■ Activity
Could you report every line of the listing below that holds the word "username"?

■ Recorded information

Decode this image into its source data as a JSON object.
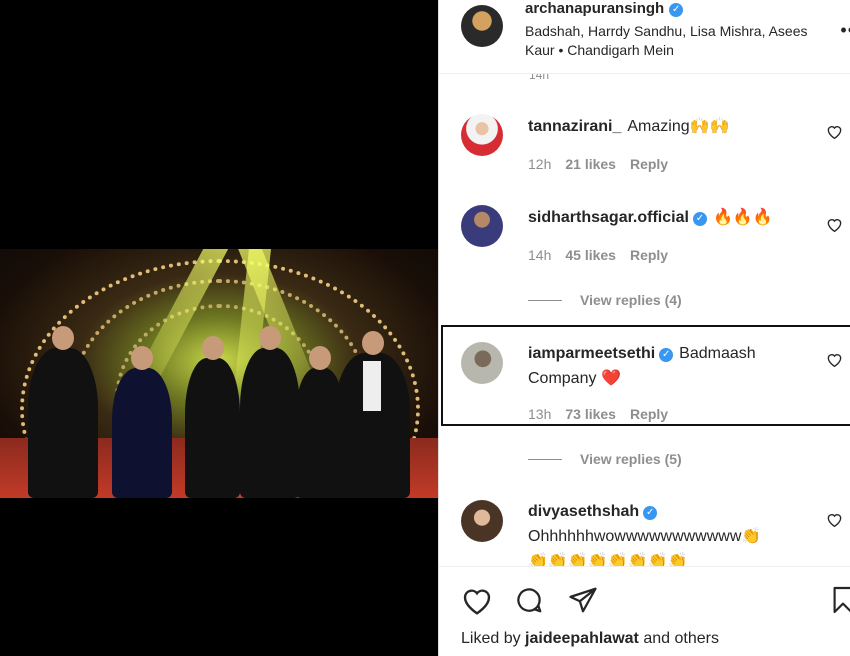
{
  "post": {
    "username": "archanapuransingh",
    "location_text": "Badshah, Harrdy Sandhu, Lisa Mishra, Asees Kaur • Chandigarh Mein",
    "more_label": "••"
  },
  "partial_time": "14h",
  "comments": [
    {
      "username": "tannazirani_",
      "text": "Amazing",
      "emoji": "🙌🙌",
      "time": "12h",
      "likes": "21 likes",
      "reply": "Reply"
    },
    {
      "username": "sidharthsagar.official",
      "text": "",
      "emoji": "🔥🔥🔥",
      "time": "14h",
      "likes": "45 likes",
      "reply": "Reply",
      "view_replies": "View replies (4)"
    },
    {
      "username": "iamparmeetsethi",
      "text": "Badmaash Company",
      "emoji": "❤️",
      "time": "13h",
      "likes": "73 likes",
      "reply": "Reply",
      "view_replies": "View replies (5)"
    },
    {
      "username": "divyasethshah",
      "text": "Ohhhhhhwowwwwwwwwwww",
      "emoji": "👏",
      "emoji_row": "👏👏👏👏👏👏👏👏"
    }
  ],
  "footer": {
    "liked_by_prefix": "Liked by",
    "liked_by_user": "jaideepahlawat",
    "liked_by_suffix": "and others"
  },
  "icons": [
    "like-heart-icon",
    "comment-icon",
    "share-icon",
    "save-bookmark-icon",
    "verified-badge-icon"
  ]
}
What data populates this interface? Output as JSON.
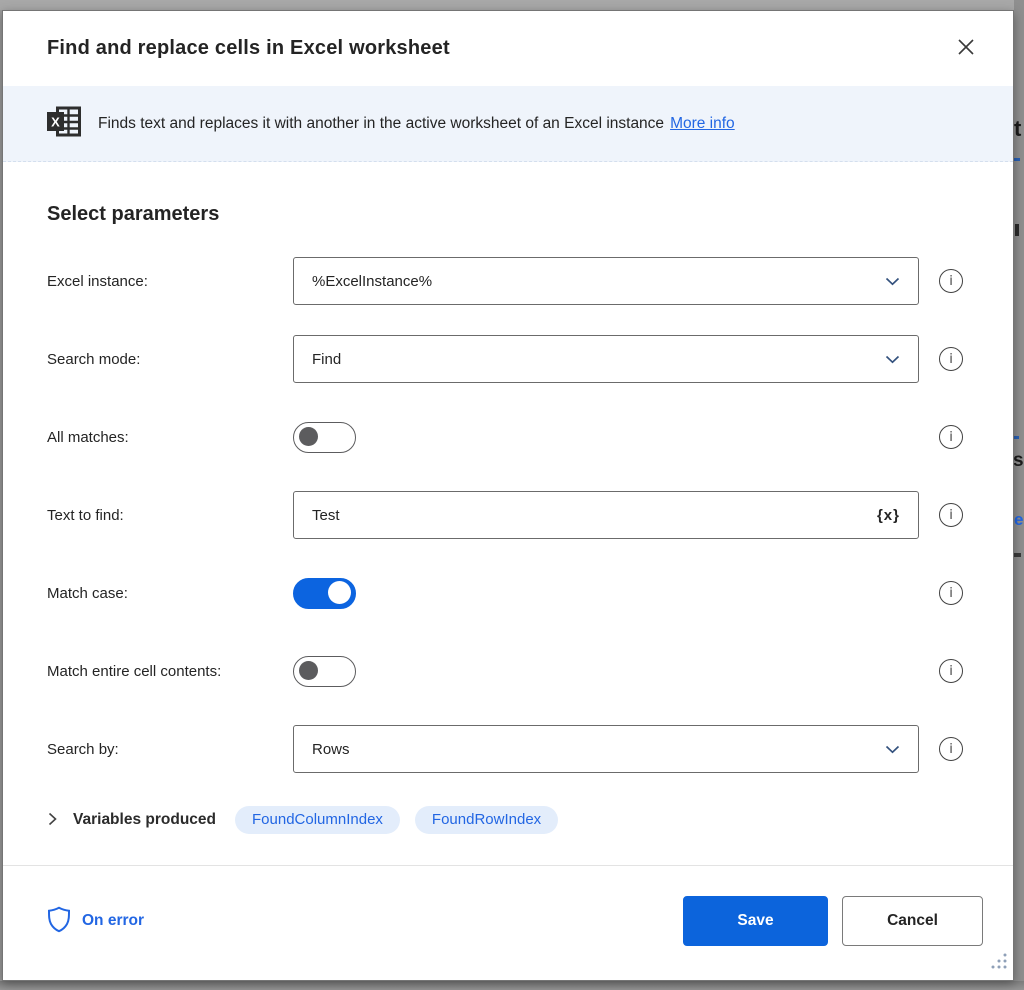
{
  "window": {
    "title": "Find and replace cells in Excel worksheet"
  },
  "banner": {
    "text": "Finds text and replaces it with another in the active worksheet of an Excel instance",
    "more_info_label": "More info"
  },
  "section_title": "Select parameters",
  "parameters": [
    {
      "label": "Excel instance:",
      "control": "combobox",
      "value": "%ExcelInstance%"
    },
    {
      "label": "Search mode:",
      "control": "combobox",
      "value": "Find"
    },
    {
      "label": "All matches:",
      "control": "toggle",
      "on": false
    },
    {
      "label": "Text to find:",
      "control": "text-input",
      "value": "Test",
      "variable_picker": "{x}"
    },
    {
      "label": "Match case:",
      "control": "toggle",
      "on": true
    },
    {
      "label": "Match entire cell contents:",
      "control": "toggle",
      "on": false
    },
    {
      "label": "Search by:",
      "control": "combobox",
      "value": "Rows"
    }
  ],
  "variables_produced": {
    "label": "Variables produced",
    "chips": [
      "FoundColumnIndex",
      "FoundRowIndex"
    ]
  },
  "footer": {
    "on_error_label": "On error",
    "save_label": "Save",
    "cancel_label": "Cancel"
  },
  "icons": {
    "info": "i",
    "excel": "excel-grid-icon",
    "close": "close-x",
    "shield": "on-error-shield",
    "chevron_down": "combobox-chevron",
    "chevron_right": "expander-chevron",
    "resize": "resize-gripper"
  },
  "background_fragments": {
    "a": "t",
    "b": "s",
    "c": "e"
  },
  "colors": {
    "accent_blue": "#0c64dc",
    "toggle_on_blue": "#0c64e0",
    "link_blue": "#2266e3",
    "banner_bg": "#eff4fb",
    "chip_bg": "#e3edfb",
    "page_bg": "#9b9b9b",
    "field_border": "#6b6b6b",
    "text_primary": "#242424"
  }
}
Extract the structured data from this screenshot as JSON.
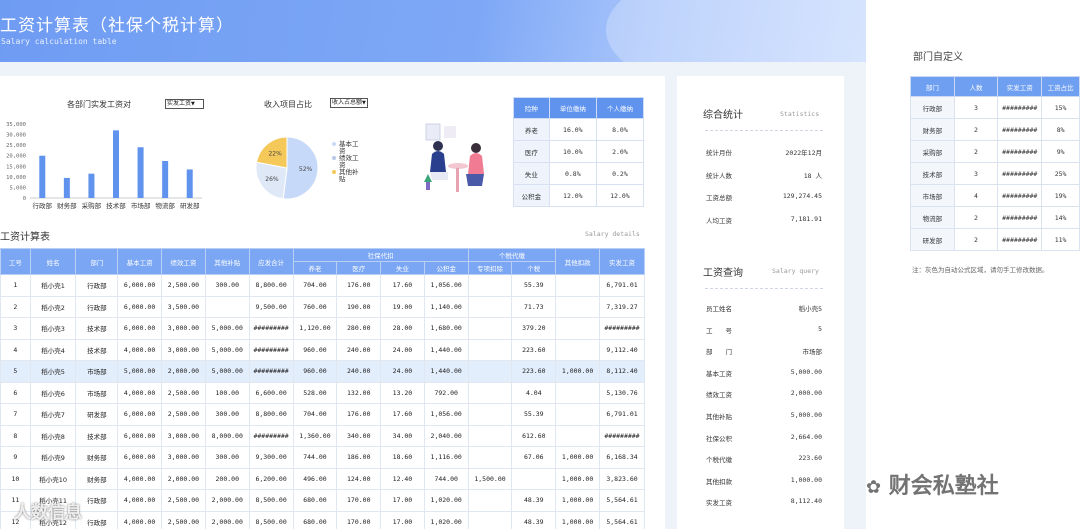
{
  "header": {
    "title": "工资计算表（社保个税计算）",
    "subtitle": "Salary calculation table"
  },
  "bar_chart": {
    "title": "各部门实发工资对",
    "selector": "实发工资",
    "chart_data": {
      "type": "bar",
      "categories": [
        "行政部",
        "财务部",
        "采购部",
        "技术部",
        "市场部",
        "物流部",
        "研发部"
      ],
      "values": [
        20000,
        9500,
        11500,
        32000,
        24000,
        17500,
        13500
      ],
      "ylim": [
        0,
        35000
      ],
      "yticks": [
        "35,000",
        "30,000",
        "25,000",
        "20,000",
        "15,000",
        "10,000",
        "5,000",
        "0"
      ],
      "color": "#5f93ee"
    }
  },
  "pie_chart": {
    "title": "收入项目占比",
    "selector": "收入占总额",
    "chart_data": {
      "type": "pie",
      "labels": [
        "基本工资",
        "绩效工资",
        "其他补贴"
      ],
      "values": [
        52,
        26,
        22
      ],
      "value_labels": [
        "52%",
        "26%",
        "22%"
      ],
      "colors": [
        "#c7d9f8",
        "#dfe8f7",
        "#f5c85a"
      ]
    }
  },
  "insurance": {
    "headers": [
      "险种",
      "单位缴纳",
      "个人缴纳"
    ],
    "rows": [
      [
        "养老",
        "16.0%",
        "8.0%"
      ],
      [
        "医疗",
        "10.0%",
        "2.0%"
      ],
      [
        "失业",
        "0.8%",
        "0.2%"
      ],
      [
        "公积金",
        "12.0%",
        "12.0%"
      ]
    ]
  },
  "salary": {
    "title": "工资计算表",
    "title_en": "Salary details",
    "headers_top": [
      "工号",
      "姓名",
      "部门",
      "基本工资",
      "绩效工资",
      "其他补贴",
      "应发合计",
      "社保代扣",
      "个税代缴",
      "其他扣款",
      "实发工资"
    ],
    "headers_sub": [
      "养老",
      "医疗",
      "失业",
      "公积金",
      "专项扣除",
      "个税"
    ],
    "rows": [
      [
        "1",
        "稻小壳1",
        "行政部",
        "6,000.00",
        "2,500.00",
        "300.00",
        "8,800.00",
        "704.00",
        "176.00",
        "17.60",
        "1,056.00",
        "",
        "55.39",
        "",
        "6,791.01"
      ],
      [
        "2",
        "稻小壳2",
        "行政部",
        "6,000.00",
        "3,500.00",
        "",
        "9,500.00",
        "760.00",
        "190.00",
        "19.00",
        "1,140.00",
        "",
        "71.73",
        "",
        "7,319.27"
      ],
      [
        "3",
        "稻小壳3",
        "技术部",
        "6,000.00",
        "3,000.00",
        "5,000.00",
        "#########",
        "1,120.00",
        "280.00",
        "28.00",
        "1,680.00",
        "",
        "379.20",
        "",
        "#########"
      ],
      [
        "4",
        "稻小壳4",
        "技术部",
        "4,000.00",
        "3,000.00",
        "5,000.00",
        "#########",
        "960.00",
        "240.00",
        "24.00",
        "1,440.00",
        "",
        "223.60",
        "",
        "9,112.40"
      ],
      [
        "5",
        "稻小壳5",
        "市场部",
        "5,000.00",
        "2,000.00",
        "5,000.00",
        "#########",
        "960.00",
        "240.00",
        "24.00",
        "1,440.00",
        "",
        "223.60",
        "1,000.00",
        "8,112.40"
      ],
      [
        "6",
        "稻小壳6",
        "市场部",
        "4,000.00",
        "2,500.00",
        "100.00",
        "6,600.00",
        "528.00",
        "132.00",
        "13.20",
        "792.00",
        "",
        "4.04",
        "",
        "5,130.76"
      ],
      [
        "7",
        "稻小壳7",
        "研发部",
        "6,000.00",
        "2,500.00",
        "300.00",
        "8,800.00",
        "704.00",
        "176.00",
        "17.60",
        "1,056.00",
        "",
        "55.39",
        "",
        "6,791.01"
      ],
      [
        "8",
        "稻小壳8",
        "技术部",
        "6,000.00",
        "3,000.00",
        "8,000.00",
        "#########",
        "1,360.00",
        "340.00",
        "34.00",
        "2,040.00",
        "",
        "612.60",
        "",
        "#########"
      ],
      [
        "9",
        "稻小壳9",
        "财务部",
        "6,000.00",
        "3,000.00",
        "300.00",
        "9,300.00",
        "744.00",
        "186.00",
        "18.60",
        "1,116.00",
        "",
        "67.06",
        "1,000.00",
        "6,168.34"
      ],
      [
        "10",
        "稻小壳10",
        "财务部",
        "4,000.00",
        "2,000.00",
        "200.00",
        "6,200.00",
        "496.00",
        "124.00",
        "12.40",
        "744.00",
        "1,500.00",
        "",
        "1,000.00",
        "3,823.60"
      ],
      [
        "11",
        "稻小壳11",
        "行政部",
        "4,000.00",
        "2,500.00",
        "2,000.00",
        "8,500.00",
        "680.00",
        "170.00",
        "17.00",
        "1,020.00",
        "",
        "48.39",
        "1,000.00",
        "5,564.61"
      ],
      [
        "12",
        "稻小壳12",
        "行政部",
        "4,000.00",
        "2,500.00",
        "2,000.00",
        "8,500.00",
        "680.00",
        "170.00",
        "17.00",
        "1,020.00",
        "",
        "48.39",
        "1,000.00",
        "5,564.61"
      ]
    ]
  },
  "stats": {
    "title": "综合统计",
    "title_en": "Statistics",
    "rows": [
      {
        "k": "统计月份",
        "v": "2022年12月"
      },
      {
        "k": "统计人数",
        "v": "18 人"
      },
      {
        "k": "工资总额",
        "v": "129,274.45"
      },
      {
        "k": "人均工资",
        "v": "7,181.91"
      }
    ]
  },
  "query": {
    "title": "工资查询",
    "title_en": "Salary query",
    "rows": [
      {
        "k": "员工姓名",
        "v": "稻小壳5"
      },
      {
        "k": "工　　号",
        "v": "5"
      },
      {
        "k": "部　　门",
        "v": "市场部"
      },
      {
        "k": "基本工资",
        "v": "5,000.00"
      },
      {
        "k": "绩效工资",
        "v": "2,000.00"
      },
      {
        "k": "其他补贴",
        "v": "5,000.00"
      },
      {
        "k": "社保公积",
        "v": "2,664.00"
      },
      {
        "k": "个税代缴",
        "v": "223.60"
      },
      {
        "k": "其他扣款",
        "v": "1,000.00"
      },
      {
        "k": "实发工资",
        "v": "8,112.40"
      }
    ]
  },
  "dept": {
    "title": "部门自定义",
    "headers": [
      "部门",
      "人数",
      "实发工资",
      "工资占比"
    ],
    "rows": [
      [
        "行政部",
        "3",
        "#########",
        "15%"
      ],
      [
        "财务部",
        "2",
        "#########",
        "8%"
      ],
      [
        "采购部",
        "2",
        "#########",
        "9%"
      ],
      [
        "技术部",
        "3",
        "#########",
        "25%"
      ],
      [
        "市场部",
        "4",
        "#########",
        "19%"
      ],
      [
        "物流部",
        "2",
        "#########",
        "14%"
      ],
      [
        "研发部",
        "2",
        "#########",
        "11%"
      ]
    ],
    "note": "注：灰色为自动公式区域，请勿手工修改数据。"
  },
  "watermarks": {
    "right": "财会私塾社",
    "left": "人数信息"
  }
}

■ Reply
    "username": "archanapuransingh",
      "username": "tannazirani_",
      "username": "sidharthsagar.official",
      "username": "iamparmeetsethi",
      "username": "divyasethshah",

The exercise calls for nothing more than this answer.